▶ _Instructions for the task_: In the records that come next, find every line with "website". Return those lines.

▶ _The records_:

■ ■ ■ ■

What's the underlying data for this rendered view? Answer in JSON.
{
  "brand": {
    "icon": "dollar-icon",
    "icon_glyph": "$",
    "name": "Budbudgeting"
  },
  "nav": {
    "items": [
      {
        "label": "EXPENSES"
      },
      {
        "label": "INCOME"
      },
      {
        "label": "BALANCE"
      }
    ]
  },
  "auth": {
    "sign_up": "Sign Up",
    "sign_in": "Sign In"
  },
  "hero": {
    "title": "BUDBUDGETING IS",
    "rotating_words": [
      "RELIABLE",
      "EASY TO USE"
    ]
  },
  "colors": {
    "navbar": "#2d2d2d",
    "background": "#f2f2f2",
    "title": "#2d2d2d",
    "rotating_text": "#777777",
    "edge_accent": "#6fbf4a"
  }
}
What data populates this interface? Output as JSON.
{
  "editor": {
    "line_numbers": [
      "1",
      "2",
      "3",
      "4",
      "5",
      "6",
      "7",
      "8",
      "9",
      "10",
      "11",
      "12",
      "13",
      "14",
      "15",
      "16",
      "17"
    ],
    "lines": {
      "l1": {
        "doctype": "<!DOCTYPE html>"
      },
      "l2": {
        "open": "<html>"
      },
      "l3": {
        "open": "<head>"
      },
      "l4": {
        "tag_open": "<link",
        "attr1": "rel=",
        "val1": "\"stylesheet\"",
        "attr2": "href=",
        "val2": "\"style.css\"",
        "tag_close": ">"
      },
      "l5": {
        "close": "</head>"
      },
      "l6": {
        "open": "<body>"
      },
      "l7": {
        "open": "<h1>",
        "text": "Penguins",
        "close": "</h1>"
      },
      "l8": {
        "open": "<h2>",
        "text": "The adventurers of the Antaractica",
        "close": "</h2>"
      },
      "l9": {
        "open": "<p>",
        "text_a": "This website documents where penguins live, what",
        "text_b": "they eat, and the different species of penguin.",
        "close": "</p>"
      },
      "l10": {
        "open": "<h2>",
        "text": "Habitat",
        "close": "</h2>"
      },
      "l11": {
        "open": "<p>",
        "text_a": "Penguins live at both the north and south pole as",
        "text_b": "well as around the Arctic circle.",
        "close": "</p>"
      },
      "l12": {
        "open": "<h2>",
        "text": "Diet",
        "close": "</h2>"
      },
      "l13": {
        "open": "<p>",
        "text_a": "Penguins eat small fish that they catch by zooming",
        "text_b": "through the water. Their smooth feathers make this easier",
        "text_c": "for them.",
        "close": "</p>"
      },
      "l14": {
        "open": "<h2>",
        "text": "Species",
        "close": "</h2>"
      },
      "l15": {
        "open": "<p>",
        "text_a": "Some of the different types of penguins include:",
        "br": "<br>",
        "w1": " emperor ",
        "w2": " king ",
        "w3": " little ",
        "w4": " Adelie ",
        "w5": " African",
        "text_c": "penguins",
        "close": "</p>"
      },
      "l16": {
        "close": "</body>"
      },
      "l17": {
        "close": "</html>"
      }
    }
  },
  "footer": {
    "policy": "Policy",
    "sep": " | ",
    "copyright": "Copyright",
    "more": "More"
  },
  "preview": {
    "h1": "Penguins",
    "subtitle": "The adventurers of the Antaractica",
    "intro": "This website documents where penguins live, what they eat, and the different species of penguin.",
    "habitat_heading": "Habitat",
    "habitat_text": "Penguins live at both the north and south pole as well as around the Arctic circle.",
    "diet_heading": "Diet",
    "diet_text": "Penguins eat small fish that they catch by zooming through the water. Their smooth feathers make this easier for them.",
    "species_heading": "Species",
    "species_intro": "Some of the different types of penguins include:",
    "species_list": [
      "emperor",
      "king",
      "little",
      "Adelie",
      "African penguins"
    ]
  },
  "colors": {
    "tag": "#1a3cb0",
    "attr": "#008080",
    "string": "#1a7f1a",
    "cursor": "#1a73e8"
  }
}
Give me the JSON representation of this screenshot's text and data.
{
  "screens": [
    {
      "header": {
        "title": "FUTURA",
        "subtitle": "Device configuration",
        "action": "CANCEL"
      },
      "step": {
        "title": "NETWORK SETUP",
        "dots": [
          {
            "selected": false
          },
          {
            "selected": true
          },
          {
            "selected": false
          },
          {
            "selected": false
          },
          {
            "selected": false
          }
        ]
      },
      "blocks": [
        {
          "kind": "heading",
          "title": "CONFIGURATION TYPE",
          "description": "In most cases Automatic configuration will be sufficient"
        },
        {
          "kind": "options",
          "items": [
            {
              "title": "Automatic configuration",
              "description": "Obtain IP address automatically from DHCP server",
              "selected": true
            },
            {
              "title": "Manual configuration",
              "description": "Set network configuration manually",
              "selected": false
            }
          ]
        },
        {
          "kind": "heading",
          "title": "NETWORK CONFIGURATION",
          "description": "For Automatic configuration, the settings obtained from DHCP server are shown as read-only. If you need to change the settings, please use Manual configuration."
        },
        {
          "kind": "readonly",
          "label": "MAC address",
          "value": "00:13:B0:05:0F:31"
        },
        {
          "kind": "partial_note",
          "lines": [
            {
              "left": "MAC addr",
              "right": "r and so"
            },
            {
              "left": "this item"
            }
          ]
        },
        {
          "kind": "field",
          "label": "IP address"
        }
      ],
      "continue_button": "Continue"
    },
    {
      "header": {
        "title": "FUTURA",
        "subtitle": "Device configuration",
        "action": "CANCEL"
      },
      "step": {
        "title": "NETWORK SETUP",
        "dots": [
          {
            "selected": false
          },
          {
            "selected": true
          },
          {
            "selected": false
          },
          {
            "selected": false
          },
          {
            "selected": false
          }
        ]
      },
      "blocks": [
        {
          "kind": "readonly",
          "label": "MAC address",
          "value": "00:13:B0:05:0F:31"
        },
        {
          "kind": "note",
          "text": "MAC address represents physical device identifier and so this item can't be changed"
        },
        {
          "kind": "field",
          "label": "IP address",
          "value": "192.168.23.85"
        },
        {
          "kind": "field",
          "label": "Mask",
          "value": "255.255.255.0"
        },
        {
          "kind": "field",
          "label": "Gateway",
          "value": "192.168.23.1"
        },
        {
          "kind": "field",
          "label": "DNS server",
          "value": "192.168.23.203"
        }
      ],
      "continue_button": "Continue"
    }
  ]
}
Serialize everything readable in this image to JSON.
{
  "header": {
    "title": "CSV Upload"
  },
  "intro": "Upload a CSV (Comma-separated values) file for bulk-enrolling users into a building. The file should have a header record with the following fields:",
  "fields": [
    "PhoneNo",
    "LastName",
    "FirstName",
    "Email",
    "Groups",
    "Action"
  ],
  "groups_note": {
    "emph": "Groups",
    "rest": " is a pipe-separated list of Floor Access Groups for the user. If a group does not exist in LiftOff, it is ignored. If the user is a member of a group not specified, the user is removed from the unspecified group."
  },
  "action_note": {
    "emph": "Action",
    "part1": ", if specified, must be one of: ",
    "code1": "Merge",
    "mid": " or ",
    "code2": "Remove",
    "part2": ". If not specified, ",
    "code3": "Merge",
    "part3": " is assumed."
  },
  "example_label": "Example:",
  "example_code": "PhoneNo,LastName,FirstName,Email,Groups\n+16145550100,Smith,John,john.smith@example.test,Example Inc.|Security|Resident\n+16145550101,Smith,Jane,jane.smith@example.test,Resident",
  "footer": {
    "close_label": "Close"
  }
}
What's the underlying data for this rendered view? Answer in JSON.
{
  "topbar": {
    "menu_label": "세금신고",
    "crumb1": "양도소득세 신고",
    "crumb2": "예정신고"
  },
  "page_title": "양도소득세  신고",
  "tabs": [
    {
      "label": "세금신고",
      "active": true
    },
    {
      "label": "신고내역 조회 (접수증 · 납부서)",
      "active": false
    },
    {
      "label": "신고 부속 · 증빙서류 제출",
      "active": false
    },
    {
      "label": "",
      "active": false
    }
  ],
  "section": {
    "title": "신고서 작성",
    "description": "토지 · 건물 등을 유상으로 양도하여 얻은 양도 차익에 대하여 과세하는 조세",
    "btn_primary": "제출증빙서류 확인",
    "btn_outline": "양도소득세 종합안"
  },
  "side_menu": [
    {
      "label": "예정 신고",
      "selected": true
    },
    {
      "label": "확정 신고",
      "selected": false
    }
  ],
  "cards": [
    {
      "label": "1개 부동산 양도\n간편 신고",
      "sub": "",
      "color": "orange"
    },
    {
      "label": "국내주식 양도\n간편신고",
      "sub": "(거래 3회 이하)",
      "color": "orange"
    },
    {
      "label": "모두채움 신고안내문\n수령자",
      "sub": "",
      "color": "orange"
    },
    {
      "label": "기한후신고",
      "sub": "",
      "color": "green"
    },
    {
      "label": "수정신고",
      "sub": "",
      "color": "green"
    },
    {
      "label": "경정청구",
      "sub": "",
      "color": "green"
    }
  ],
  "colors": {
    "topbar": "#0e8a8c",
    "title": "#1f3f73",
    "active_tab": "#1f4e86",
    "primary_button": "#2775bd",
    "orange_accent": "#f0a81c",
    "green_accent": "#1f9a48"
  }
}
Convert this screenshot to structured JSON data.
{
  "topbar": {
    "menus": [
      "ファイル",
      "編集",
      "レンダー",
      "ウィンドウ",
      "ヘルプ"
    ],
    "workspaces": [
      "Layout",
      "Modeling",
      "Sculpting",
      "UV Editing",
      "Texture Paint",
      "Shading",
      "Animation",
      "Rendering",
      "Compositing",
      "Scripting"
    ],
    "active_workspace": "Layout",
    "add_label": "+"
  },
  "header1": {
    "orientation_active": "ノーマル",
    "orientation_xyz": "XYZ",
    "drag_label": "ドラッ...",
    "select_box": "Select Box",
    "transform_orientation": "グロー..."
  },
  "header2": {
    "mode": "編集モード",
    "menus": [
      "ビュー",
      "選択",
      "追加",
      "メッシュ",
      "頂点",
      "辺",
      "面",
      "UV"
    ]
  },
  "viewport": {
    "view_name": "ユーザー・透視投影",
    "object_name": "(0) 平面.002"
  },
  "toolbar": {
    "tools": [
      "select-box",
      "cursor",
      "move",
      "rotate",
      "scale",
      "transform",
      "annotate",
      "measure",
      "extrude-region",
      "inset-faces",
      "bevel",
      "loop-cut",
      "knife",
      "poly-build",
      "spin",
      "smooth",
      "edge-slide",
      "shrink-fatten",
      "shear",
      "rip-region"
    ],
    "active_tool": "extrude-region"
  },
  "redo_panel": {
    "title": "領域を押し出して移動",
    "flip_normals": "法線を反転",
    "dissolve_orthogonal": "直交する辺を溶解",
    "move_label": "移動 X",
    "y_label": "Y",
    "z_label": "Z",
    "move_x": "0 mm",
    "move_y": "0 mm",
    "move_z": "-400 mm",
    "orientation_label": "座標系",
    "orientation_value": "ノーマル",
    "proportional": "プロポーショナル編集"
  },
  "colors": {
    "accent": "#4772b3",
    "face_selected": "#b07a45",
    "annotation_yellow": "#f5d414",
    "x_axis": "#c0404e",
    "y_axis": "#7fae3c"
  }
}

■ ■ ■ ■

▶ _Result below_:
        "text_a": "This website documents where penguins live, what",
    "intro": "This website documents where penguins live, what they eat, and the different species of penguin.",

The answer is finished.